In one of the most talked about tracks on “I Decide,” Big Sean and Eminem assure listeners that they did not need any help to make it to the level they are at today. Sean leads with the hook, “Make it, make it, make it, boy, we gotta make it.” From there, Sean takes over the first verse, which is highlighted by his lyrics, “The D to Flint, kids who get sick with lead, others get hit with the lead”—which refers not only to the continuing water crisis in Flint, Michigan, but also to Detroit’s rise in homicides. In the second verse is fellow Detroit MC Eminem, who created a lot of buzz after appearing on the track, ranging from questions about his relevancy in today’s evolving rap genre, to his lyrics about Jamie Lee Curtis, to his lyrics about President Donald Trump in which he raps, “I’m anti, can’t no government handle a commando, your man don’t want it, Trump’s a [expletive], I’ll make his whole brand go under.” Eminem has gotten people talking, which he has always been a master at.

My favorite track, however, has to be “Bigger Than Me,” which features Starrah and the Flint Chozen Choir. In the track, Big Sean states that he wants to make his city proud and that money is not the only measure of success. In one of the most meaningful verses, Sean raps, “I seen people in the same place ten years later, man that pathetic, God talking to me telepathic like it only happen if you let it, I can’t spend my whole life looking at the same ceiling fan, when I feel like I ain’t got no ceilings man, if I ain’t special why I feel it then?”—a song with a conclusion similar to that of “One Man Can Change the World,” from Big Sean’s previous album “Dark Sky Paradise.” The “Outro” of “I Decided” features a conversation between Big Sean and his mother, in which they discuss how proud she is of Big Sean and his success.

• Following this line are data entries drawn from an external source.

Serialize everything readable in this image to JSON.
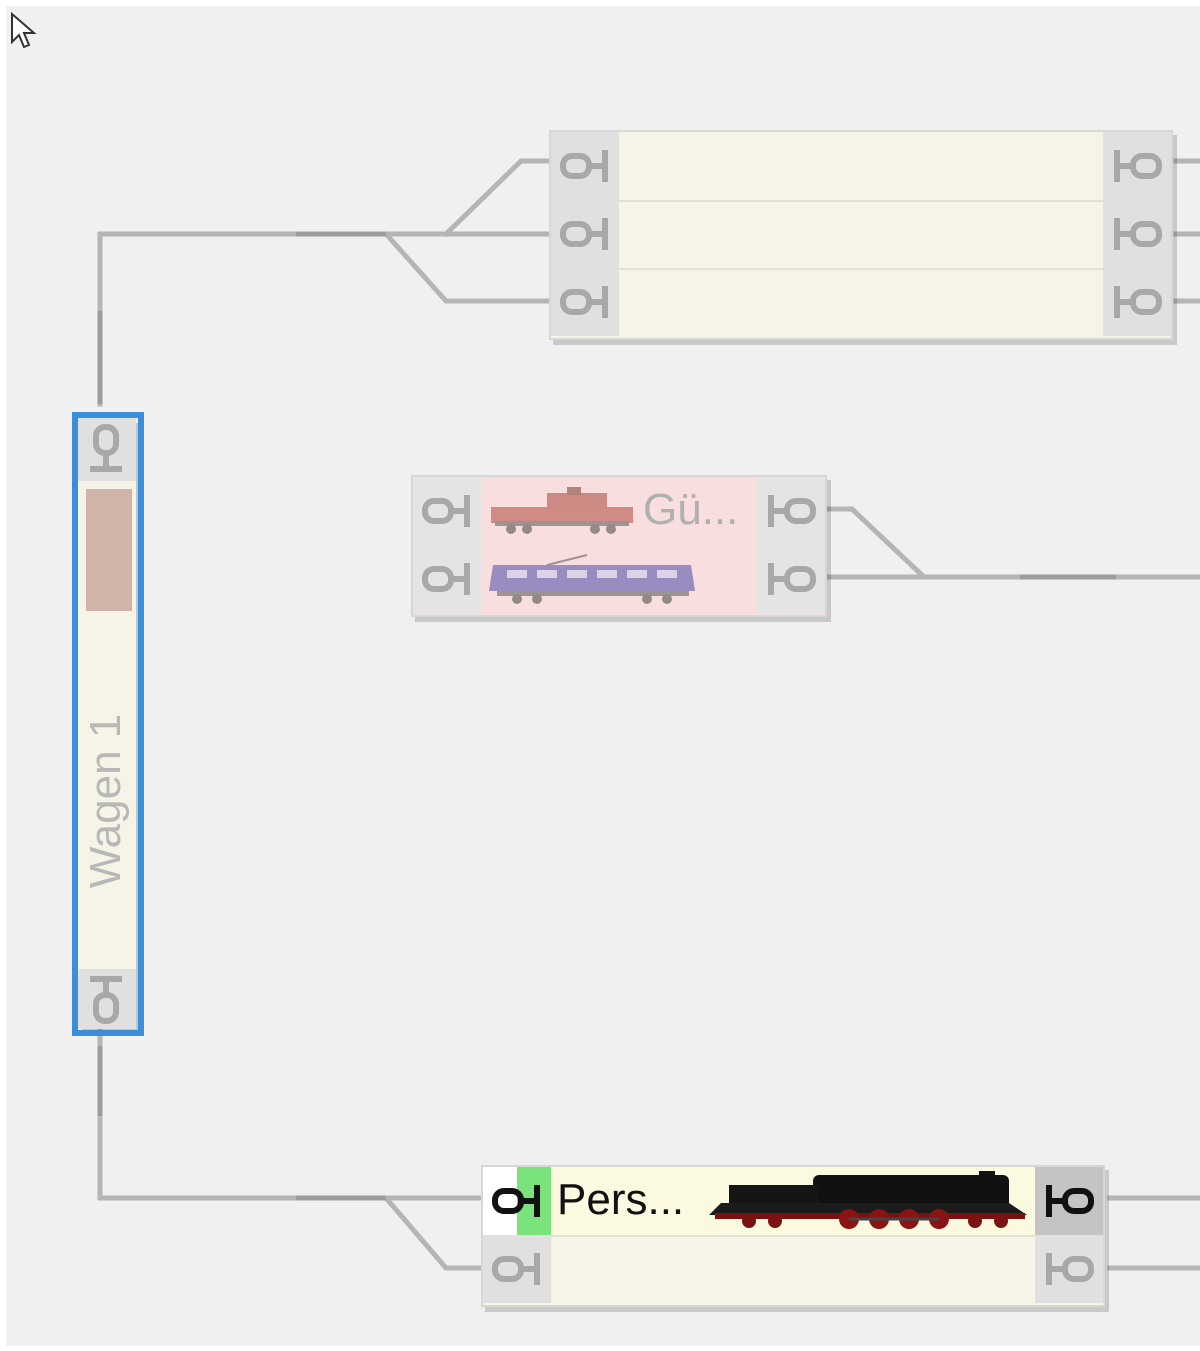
{
  "blocks": {
    "top": {
      "rows": [
        {
          "label": ""
        },
        {
          "label": ""
        },
        {
          "label": ""
        }
      ]
    },
    "middle": {
      "label": "Gü...",
      "rows": [
        {
          "icon": "red-diesel-locomotive-icon"
        },
        {
          "icon": "blue-electric-locomotive-icon"
        }
      ]
    },
    "bottom": {
      "label": "Pers...",
      "rows": [
        {
          "icon": "steam-locomotive-icon",
          "state": "active"
        },
        {
          "icon": ""
        }
      ]
    },
    "vertical": {
      "label": "Wagen 1",
      "selected": true
    }
  },
  "colors": {
    "canvas": "#f0f0f0",
    "block_fill": "#f5f4e6",
    "selection": "#3a8fd8",
    "active_green": "#7be37b",
    "faded_fill": "#f8dede",
    "track": "#b5b5b5"
  }
}
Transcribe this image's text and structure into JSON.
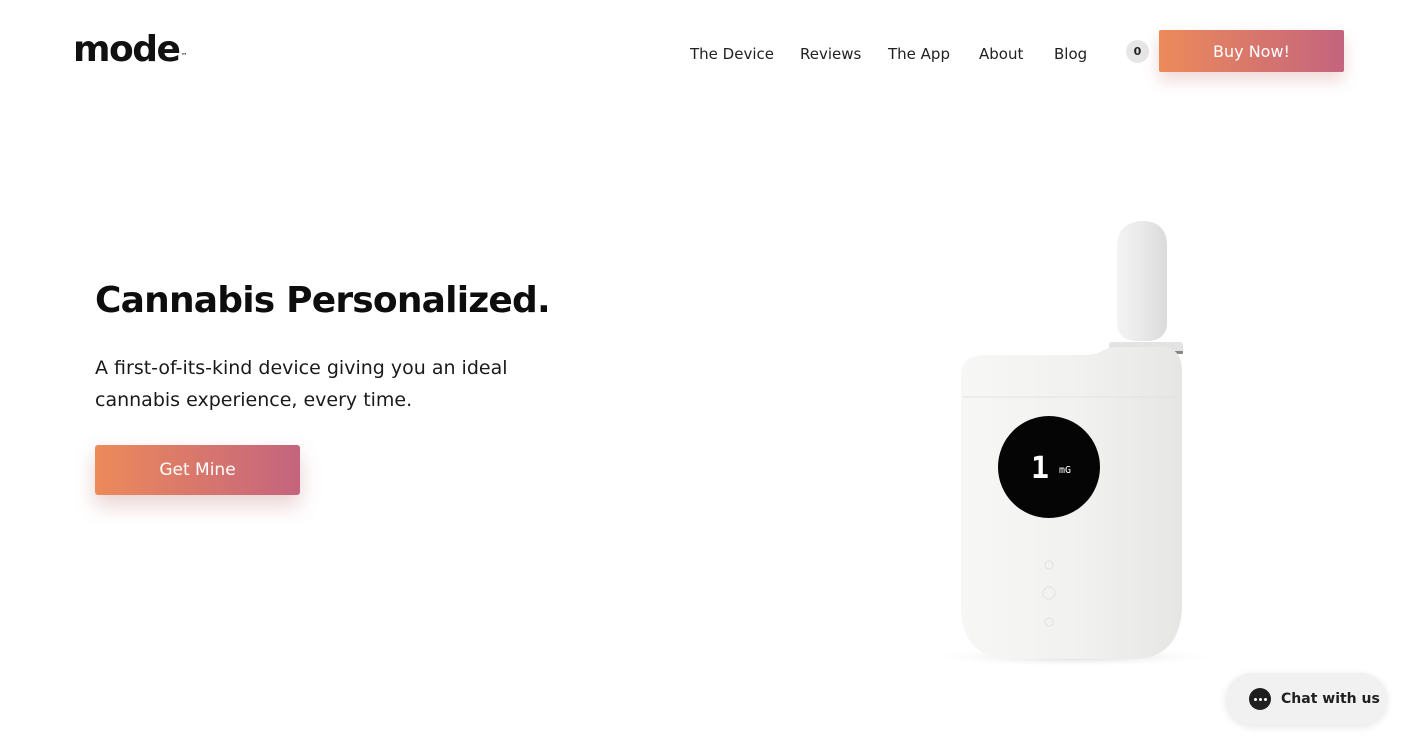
{
  "header": {
    "logo": "mode",
    "logo_mark": "™",
    "nav": [
      {
        "label": "The Device"
      },
      {
        "label": "Reviews"
      },
      {
        "label": "The App"
      },
      {
        "label": "About"
      },
      {
        "label": "Blog"
      }
    ],
    "cart_count": "0",
    "buy_label": "Buy Now!"
  },
  "hero": {
    "title": "Cannabis Personalized.",
    "subtitle": "A first-of-its-kind device giving you an ideal cannabis experience, every time.",
    "cta_label": "Get Mine"
  },
  "device": {
    "display_value": "1",
    "display_unit": "mG"
  },
  "chat": {
    "label": "Chat with us"
  },
  "colors": {
    "gradient_start": "#ec8a5a",
    "gradient_end": "#c4647e",
    "text": "#111111",
    "background": "#ffffff"
  }
}
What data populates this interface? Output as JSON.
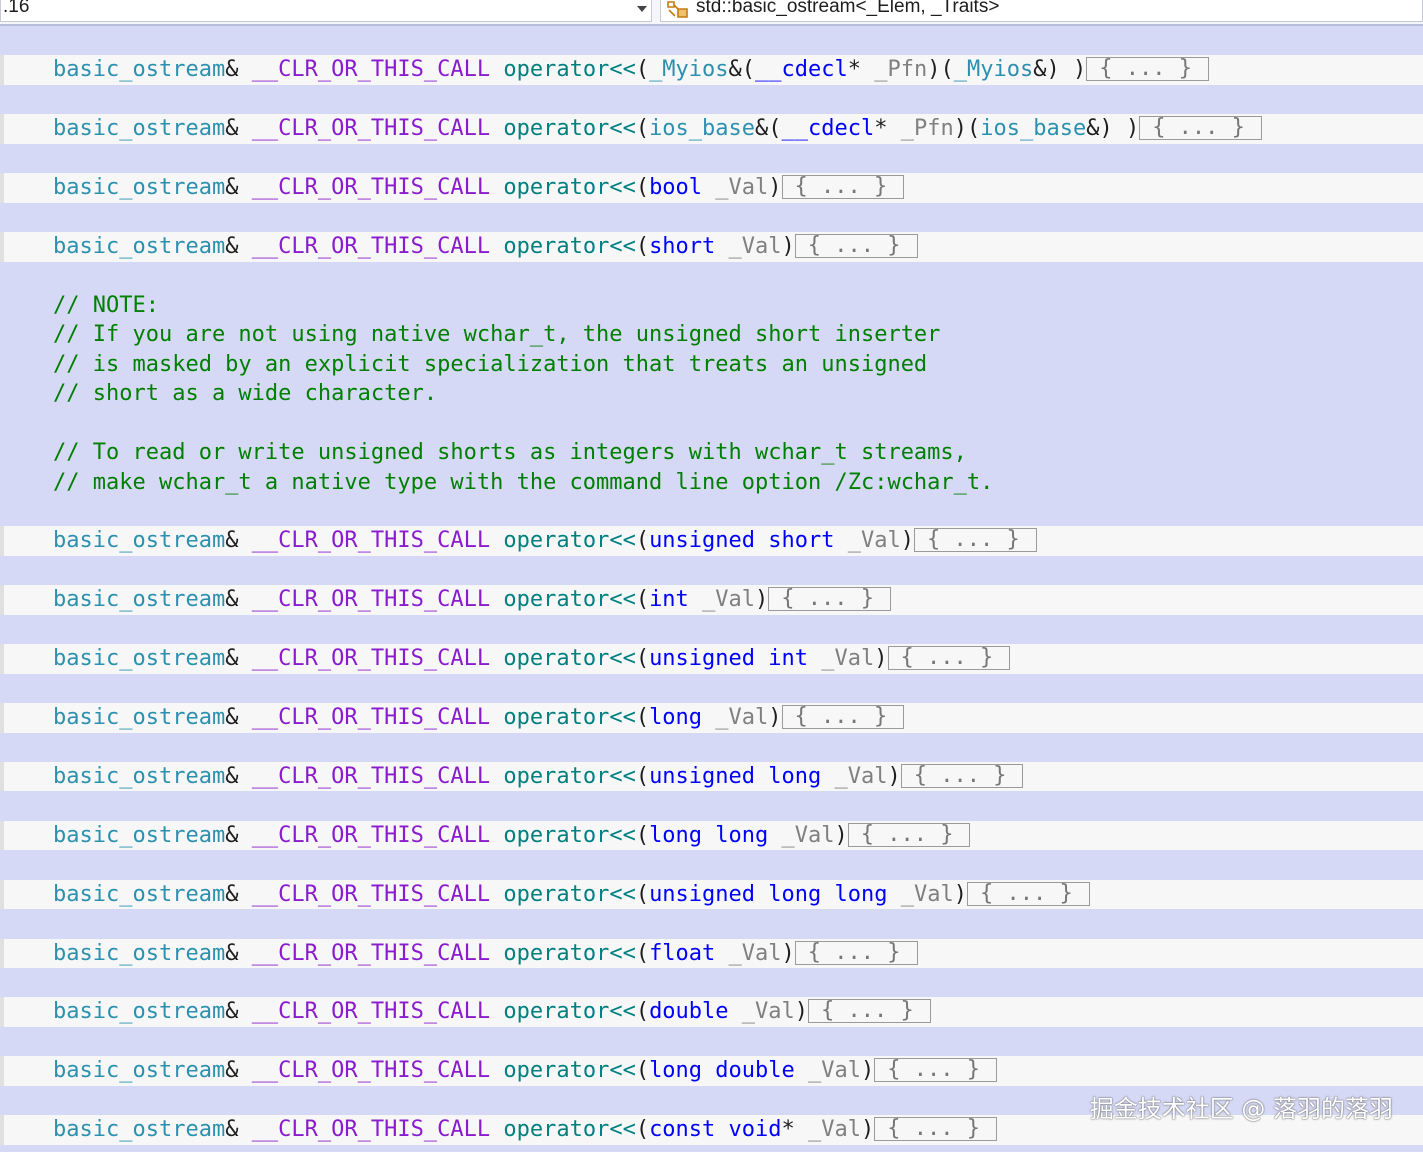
{
  "toolbar": {
    "line_number_fragment": ".16",
    "scope_label": "std::basic_ostream<_Elem, _Traits>"
  },
  "code_lines": [
    {
      "kind": "blank"
    },
    {
      "kind": "decl",
      "parts": [
        [
          "type",
          "basic_ostream"
        ],
        [
          "plain",
          "& "
        ],
        [
          "macro",
          "__CLR_OR_THIS_CALL"
        ],
        [
          "plain",
          " "
        ],
        [
          "fn",
          "operator<<"
        ],
        [
          "plain",
          "("
        ],
        [
          "type",
          "_Myios"
        ],
        [
          "plain",
          "&("
        ],
        [
          "kw",
          "__cdecl"
        ],
        [
          "plain",
          "* "
        ],
        [
          "param",
          "_Pfn"
        ],
        [
          "plain",
          ")("
        ],
        [
          "type",
          "_Myios"
        ],
        [
          "plain",
          "&) )"
        ]
      ],
      "fold": "{ ... }"
    },
    {
      "kind": "blank"
    },
    {
      "kind": "decl",
      "parts": [
        [
          "type",
          "basic_ostream"
        ],
        [
          "plain",
          "& "
        ],
        [
          "macro",
          "__CLR_OR_THIS_CALL"
        ],
        [
          "plain",
          " "
        ],
        [
          "fn",
          "operator<<"
        ],
        [
          "plain",
          "("
        ],
        [
          "type",
          "ios_base"
        ],
        [
          "plain",
          "&("
        ],
        [
          "kw",
          "__cdecl"
        ],
        [
          "plain",
          "* "
        ],
        [
          "param",
          "_Pfn"
        ],
        [
          "plain",
          ")("
        ],
        [
          "type",
          "ios_base"
        ],
        [
          "plain",
          "&) )"
        ]
      ],
      "fold": "{ ... }"
    },
    {
      "kind": "blank"
    },
    {
      "kind": "decl",
      "parts": [
        [
          "type",
          "basic_ostream"
        ],
        [
          "plain",
          "& "
        ],
        [
          "macro",
          "__CLR_OR_THIS_CALL"
        ],
        [
          "plain",
          " "
        ],
        [
          "fn",
          "operator<<"
        ],
        [
          "plain",
          "("
        ],
        [
          "kw",
          "bool"
        ],
        [
          "plain",
          " "
        ],
        [
          "param",
          "_Val"
        ],
        [
          "plain",
          ")"
        ]
      ],
      "fold": "{ ... }"
    },
    {
      "kind": "blank"
    },
    {
      "kind": "decl",
      "parts": [
        [
          "type",
          "basic_ostream"
        ],
        [
          "plain",
          "& "
        ],
        [
          "macro",
          "__CLR_OR_THIS_CALL"
        ],
        [
          "plain",
          " "
        ],
        [
          "fn",
          "operator<<"
        ],
        [
          "plain",
          "("
        ],
        [
          "kw",
          "short"
        ],
        [
          "plain",
          " "
        ],
        [
          "param",
          "_Val"
        ],
        [
          "plain",
          ")"
        ]
      ],
      "fold": "{ ... }"
    },
    {
      "kind": "blank"
    },
    {
      "kind": "comment",
      "text": "// NOTE:"
    },
    {
      "kind": "comment",
      "text": "// If you are not using native wchar_t, the unsigned short inserter"
    },
    {
      "kind": "comment",
      "text": "// is masked by an explicit specialization that treats an unsigned"
    },
    {
      "kind": "comment",
      "text": "// short as a wide character."
    },
    {
      "kind": "blank"
    },
    {
      "kind": "comment",
      "text": "// To read or write unsigned shorts as integers with wchar_t streams,"
    },
    {
      "kind": "comment",
      "text": "// make wchar_t a native type with the command line option /Zc:wchar_t."
    },
    {
      "kind": "blank"
    },
    {
      "kind": "decl",
      "parts": [
        [
          "type",
          "basic_ostream"
        ],
        [
          "plain",
          "& "
        ],
        [
          "macro",
          "__CLR_OR_THIS_CALL"
        ],
        [
          "plain",
          " "
        ],
        [
          "fn",
          "operator<<"
        ],
        [
          "plain",
          "("
        ],
        [
          "kw",
          "unsigned short"
        ],
        [
          "plain",
          " "
        ],
        [
          "param",
          "_Val"
        ],
        [
          "plain",
          ")"
        ]
      ],
      "fold": "{ ... }"
    },
    {
      "kind": "blank"
    },
    {
      "kind": "decl",
      "parts": [
        [
          "type",
          "basic_ostream"
        ],
        [
          "plain",
          "& "
        ],
        [
          "macro",
          "__CLR_OR_THIS_CALL"
        ],
        [
          "plain",
          " "
        ],
        [
          "fn",
          "operator<<"
        ],
        [
          "plain",
          "("
        ],
        [
          "kw",
          "int"
        ],
        [
          "plain",
          " "
        ],
        [
          "param",
          "_Val"
        ],
        [
          "plain",
          ")"
        ]
      ],
      "fold": "{ ... }"
    },
    {
      "kind": "blank"
    },
    {
      "kind": "decl",
      "parts": [
        [
          "type",
          "basic_ostream"
        ],
        [
          "plain",
          "& "
        ],
        [
          "macro",
          "__CLR_OR_THIS_CALL"
        ],
        [
          "plain",
          " "
        ],
        [
          "fn",
          "operator<<"
        ],
        [
          "plain",
          "("
        ],
        [
          "kw",
          "unsigned int"
        ],
        [
          "plain",
          " "
        ],
        [
          "param",
          "_Val"
        ],
        [
          "plain",
          ")"
        ]
      ],
      "fold": "{ ... }"
    },
    {
      "kind": "blank"
    },
    {
      "kind": "decl",
      "parts": [
        [
          "type",
          "basic_ostream"
        ],
        [
          "plain",
          "& "
        ],
        [
          "macro",
          "__CLR_OR_THIS_CALL"
        ],
        [
          "plain",
          " "
        ],
        [
          "fn",
          "operator<<"
        ],
        [
          "plain",
          "("
        ],
        [
          "kw",
          "long"
        ],
        [
          "plain",
          " "
        ],
        [
          "param",
          "_Val"
        ],
        [
          "plain",
          ")"
        ]
      ],
      "fold": "{ ... }"
    },
    {
      "kind": "blank"
    },
    {
      "kind": "decl",
      "parts": [
        [
          "type",
          "basic_ostream"
        ],
        [
          "plain",
          "& "
        ],
        [
          "macro",
          "__CLR_OR_THIS_CALL"
        ],
        [
          "plain",
          " "
        ],
        [
          "fn",
          "operator<<"
        ],
        [
          "plain",
          "("
        ],
        [
          "kw",
          "unsigned long"
        ],
        [
          "plain",
          " "
        ],
        [
          "param",
          "_Val"
        ],
        [
          "plain",
          ")"
        ]
      ],
      "fold": "{ ... }"
    },
    {
      "kind": "blank"
    },
    {
      "kind": "decl",
      "parts": [
        [
          "type",
          "basic_ostream"
        ],
        [
          "plain",
          "& "
        ],
        [
          "macro",
          "__CLR_OR_THIS_CALL"
        ],
        [
          "plain",
          " "
        ],
        [
          "fn",
          "operator<<"
        ],
        [
          "plain",
          "("
        ],
        [
          "kw",
          "long long"
        ],
        [
          "plain",
          " "
        ],
        [
          "param",
          "_Val"
        ],
        [
          "plain",
          ")"
        ]
      ],
      "fold": "{ ... }"
    },
    {
      "kind": "blank"
    },
    {
      "kind": "decl",
      "parts": [
        [
          "type",
          "basic_ostream"
        ],
        [
          "plain",
          "& "
        ],
        [
          "macro",
          "__CLR_OR_THIS_CALL"
        ],
        [
          "plain",
          " "
        ],
        [
          "fn",
          "operator<<"
        ],
        [
          "plain",
          "("
        ],
        [
          "kw",
          "unsigned long long"
        ],
        [
          "plain",
          " "
        ],
        [
          "param",
          "_Val"
        ],
        [
          "plain",
          ")"
        ]
      ],
      "fold": "{ ... }"
    },
    {
      "kind": "blank"
    },
    {
      "kind": "decl",
      "parts": [
        [
          "type",
          "basic_ostream"
        ],
        [
          "plain",
          "& "
        ],
        [
          "macro",
          "__CLR_OR_THIS_CALL"
        ],
        [
          "plain",
          " "
        ],
        [
          "fn",
          "operator<<"
        ],
        [
          "plain",
          "("
        ],
        [
          "kw",
          "float"
        ],
        [
          "plain",
          " "
        ],
        [
          "param",
          "_Val"
        ],
        [
          "plain",
          ")"
        ]
      ],
      "fold": "{ ... }"
    },
    {
      "kind": "blank"
    },
    {
      "kind": "decl",
      "parts": [
        [
          "type",
          "basic_ostream"
        ],
        [
          "plain",
          "& "
        ],
        [
          "macro",
          "__CLR_OR_THIS_CALL"
        ],
        [
          "plain",
          " "
        ],
        [
          "fn",
          "operator<<"
        ],
        [
          "plain",
          "("
        ],
        [
          "kw",
          "double"
        ],
        [
          "plain",
          " "
        ],
        [
          "param",
          "_Val"
        ],
        [
          "plain",
          ")"
        ]
      ],
      "fold": "{ ... }"
    },
    {
      "kind": "blank"
    },
    {
      "kind": "decl",
      "parts": [
        [
          "type",
          "basic_ostream"
        ],
        [
          "plain",
          "& "
        ],
        [
          "macro",
          "__CLR_OR_THIS_CALL"
        ],
        [
          "plain",
          " "
        ],
        [
          "fn",
          "operator<<"
        ],
        [
          "plain",
          "("
        ],
        [
          "kw",
          "long double"
        ],
        [
          "plain",
          " "
        ],
        [
          "param",
          "_Val"
        ],
        [
          "plain",
          ")"
        ]
      ],
      "fold": "{ ... }"
    },
    {
      "kind": "blank"
    },
    {
      "kind": "decl",
      "parts": [
        [
          "type",
          "basic_ostream"
        ],
        [
          "plain",
          "& "
        ],
        [
          "macro",
          "__CLR_OR_THIS_CALL"
        ],
        [
          "plain",
          " "
        ],
        [
          "fn",
          "operator<<"
        ],
        [
          "plain",
          "("
        ],
        [
          "kw",
          "const void"
        ],
        [
          "plain",
          "* "
        ],
        [
          "param",
          "_Val"
        ],
        [
          "plain",
          ")"
        ]
      ],
      "fold": "{ ... }"
    }
  ],
  "watermark": "掘金技术社区 @ 落羽的落羽",
  "colors": {
    "background": "#d5d9f5",
    "type": "#2b91af",
    "macro": "#8a1bce",
    "function": "#008080",
    "keyword": "#0000ff",
    "parameter": "#808080",
    "comment": "#008000"
  }
}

Fans of Big Sean will definitely find this album enjoyable from start to finish. Some might even argue that it is his best project to date. Those unfamiliar with his music may find it to be the perfect jumping-on point, as there seems to be a little bit of everything in “I Decided.” When it comes to future rap projects in 2017, I believe Sean set the bar high with this project.